*EXERCISE:*
Copy the entries exactly, leaving out nothing.

Segment Start: PROVIDED INFORMATION

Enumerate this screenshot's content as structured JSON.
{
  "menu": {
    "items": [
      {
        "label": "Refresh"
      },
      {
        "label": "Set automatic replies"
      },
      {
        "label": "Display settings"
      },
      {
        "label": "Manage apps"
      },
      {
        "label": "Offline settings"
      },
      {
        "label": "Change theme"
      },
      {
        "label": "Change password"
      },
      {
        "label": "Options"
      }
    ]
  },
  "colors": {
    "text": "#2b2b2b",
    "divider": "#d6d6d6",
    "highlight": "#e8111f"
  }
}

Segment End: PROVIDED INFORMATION

*RESPONSE AREA:*
Enumerate this screenshot's content as structured JSON.
{
  "menu": {
    "items": [
      {
        "label": "Refresh"
      },
      {
        "label": "Set automatic replies"
      },
      {
        "label": "Display settings"
      },
      {
        "label": "Manage apps"
      },
      {
        "label": "Offline settings"
      },
      {
        "label": "Change theme"
      },
      {
        "label": "Change password"
      },
      {
        "label": "Options"
      }
    ]
  },
  "colors": {
    "text": "#2b2b2b",
    "divider": "#d6d6d6",
    "highlight": "#e8111f"
  }
}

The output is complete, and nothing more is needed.